Segment Start: Listed entries

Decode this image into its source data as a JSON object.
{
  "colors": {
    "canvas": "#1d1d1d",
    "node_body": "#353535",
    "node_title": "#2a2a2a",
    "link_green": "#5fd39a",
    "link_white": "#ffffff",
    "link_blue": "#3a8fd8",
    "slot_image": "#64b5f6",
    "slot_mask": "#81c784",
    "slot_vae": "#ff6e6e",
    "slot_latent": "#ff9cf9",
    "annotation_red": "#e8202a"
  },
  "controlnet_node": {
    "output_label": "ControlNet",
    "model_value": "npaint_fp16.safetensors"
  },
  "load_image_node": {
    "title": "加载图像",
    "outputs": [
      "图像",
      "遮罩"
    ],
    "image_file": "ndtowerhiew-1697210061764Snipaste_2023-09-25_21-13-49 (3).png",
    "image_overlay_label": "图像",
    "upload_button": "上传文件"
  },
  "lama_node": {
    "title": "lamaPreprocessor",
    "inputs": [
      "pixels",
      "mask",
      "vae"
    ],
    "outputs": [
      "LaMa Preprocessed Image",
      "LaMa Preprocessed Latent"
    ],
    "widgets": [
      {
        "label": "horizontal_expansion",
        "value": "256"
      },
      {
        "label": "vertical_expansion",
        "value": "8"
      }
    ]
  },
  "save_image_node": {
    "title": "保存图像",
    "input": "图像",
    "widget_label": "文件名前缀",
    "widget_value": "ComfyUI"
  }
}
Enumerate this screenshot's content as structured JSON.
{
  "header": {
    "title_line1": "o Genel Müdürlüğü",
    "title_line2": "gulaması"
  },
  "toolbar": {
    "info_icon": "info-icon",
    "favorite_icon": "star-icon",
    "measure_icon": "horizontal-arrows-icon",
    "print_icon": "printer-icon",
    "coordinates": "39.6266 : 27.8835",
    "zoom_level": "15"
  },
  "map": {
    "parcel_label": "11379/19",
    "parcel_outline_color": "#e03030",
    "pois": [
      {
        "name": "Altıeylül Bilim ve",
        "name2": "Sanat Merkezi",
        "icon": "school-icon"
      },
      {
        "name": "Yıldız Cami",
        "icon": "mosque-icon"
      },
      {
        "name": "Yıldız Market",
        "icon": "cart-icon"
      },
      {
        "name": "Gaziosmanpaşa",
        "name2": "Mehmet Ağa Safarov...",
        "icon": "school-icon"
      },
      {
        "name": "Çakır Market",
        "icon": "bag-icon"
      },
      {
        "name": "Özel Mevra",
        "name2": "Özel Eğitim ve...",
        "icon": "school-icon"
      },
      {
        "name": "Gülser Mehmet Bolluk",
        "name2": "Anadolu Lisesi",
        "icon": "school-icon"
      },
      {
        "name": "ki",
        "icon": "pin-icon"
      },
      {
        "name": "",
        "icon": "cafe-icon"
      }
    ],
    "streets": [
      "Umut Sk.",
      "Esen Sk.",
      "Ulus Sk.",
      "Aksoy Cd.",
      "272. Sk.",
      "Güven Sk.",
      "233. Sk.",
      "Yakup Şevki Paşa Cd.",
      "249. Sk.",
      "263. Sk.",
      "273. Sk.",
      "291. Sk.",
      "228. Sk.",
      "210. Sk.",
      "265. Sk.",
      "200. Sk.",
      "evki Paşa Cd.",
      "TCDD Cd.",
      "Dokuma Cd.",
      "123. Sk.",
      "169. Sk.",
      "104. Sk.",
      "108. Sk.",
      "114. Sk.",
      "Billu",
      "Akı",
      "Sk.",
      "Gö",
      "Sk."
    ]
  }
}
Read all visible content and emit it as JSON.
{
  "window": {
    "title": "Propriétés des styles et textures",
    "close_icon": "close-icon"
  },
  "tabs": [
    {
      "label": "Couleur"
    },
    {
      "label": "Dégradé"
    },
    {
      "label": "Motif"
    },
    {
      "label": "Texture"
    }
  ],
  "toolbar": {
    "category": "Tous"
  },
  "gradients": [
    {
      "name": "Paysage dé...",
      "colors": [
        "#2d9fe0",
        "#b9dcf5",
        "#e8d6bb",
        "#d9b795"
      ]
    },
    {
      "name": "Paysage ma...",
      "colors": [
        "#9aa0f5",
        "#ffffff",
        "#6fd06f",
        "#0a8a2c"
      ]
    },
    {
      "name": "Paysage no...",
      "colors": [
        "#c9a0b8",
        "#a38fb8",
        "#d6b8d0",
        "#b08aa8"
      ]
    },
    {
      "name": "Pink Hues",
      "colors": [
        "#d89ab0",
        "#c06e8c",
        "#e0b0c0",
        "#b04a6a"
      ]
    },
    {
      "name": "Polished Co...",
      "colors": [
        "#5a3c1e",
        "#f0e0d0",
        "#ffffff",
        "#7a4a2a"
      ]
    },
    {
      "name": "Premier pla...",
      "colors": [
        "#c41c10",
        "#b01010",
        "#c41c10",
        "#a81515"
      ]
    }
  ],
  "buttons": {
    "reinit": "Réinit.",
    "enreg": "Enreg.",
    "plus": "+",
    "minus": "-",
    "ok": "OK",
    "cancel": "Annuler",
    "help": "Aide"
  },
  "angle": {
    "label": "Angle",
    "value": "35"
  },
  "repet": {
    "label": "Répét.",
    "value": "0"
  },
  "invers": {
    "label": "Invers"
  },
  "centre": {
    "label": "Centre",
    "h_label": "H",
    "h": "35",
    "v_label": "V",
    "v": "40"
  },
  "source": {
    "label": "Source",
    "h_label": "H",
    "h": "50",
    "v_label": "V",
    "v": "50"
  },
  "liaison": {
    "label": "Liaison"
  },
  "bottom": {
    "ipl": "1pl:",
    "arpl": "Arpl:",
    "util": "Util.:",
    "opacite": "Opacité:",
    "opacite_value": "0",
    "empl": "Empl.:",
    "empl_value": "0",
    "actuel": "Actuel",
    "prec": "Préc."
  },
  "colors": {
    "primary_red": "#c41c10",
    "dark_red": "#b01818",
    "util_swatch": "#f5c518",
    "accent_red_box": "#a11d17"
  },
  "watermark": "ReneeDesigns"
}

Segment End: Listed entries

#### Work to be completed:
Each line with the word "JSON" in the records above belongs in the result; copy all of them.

#### Expected output:
Decode this image into its source data as a JSON object.
Enumerate this screenshot's content as structured JSON.
Read all visible content and emit it as JSON.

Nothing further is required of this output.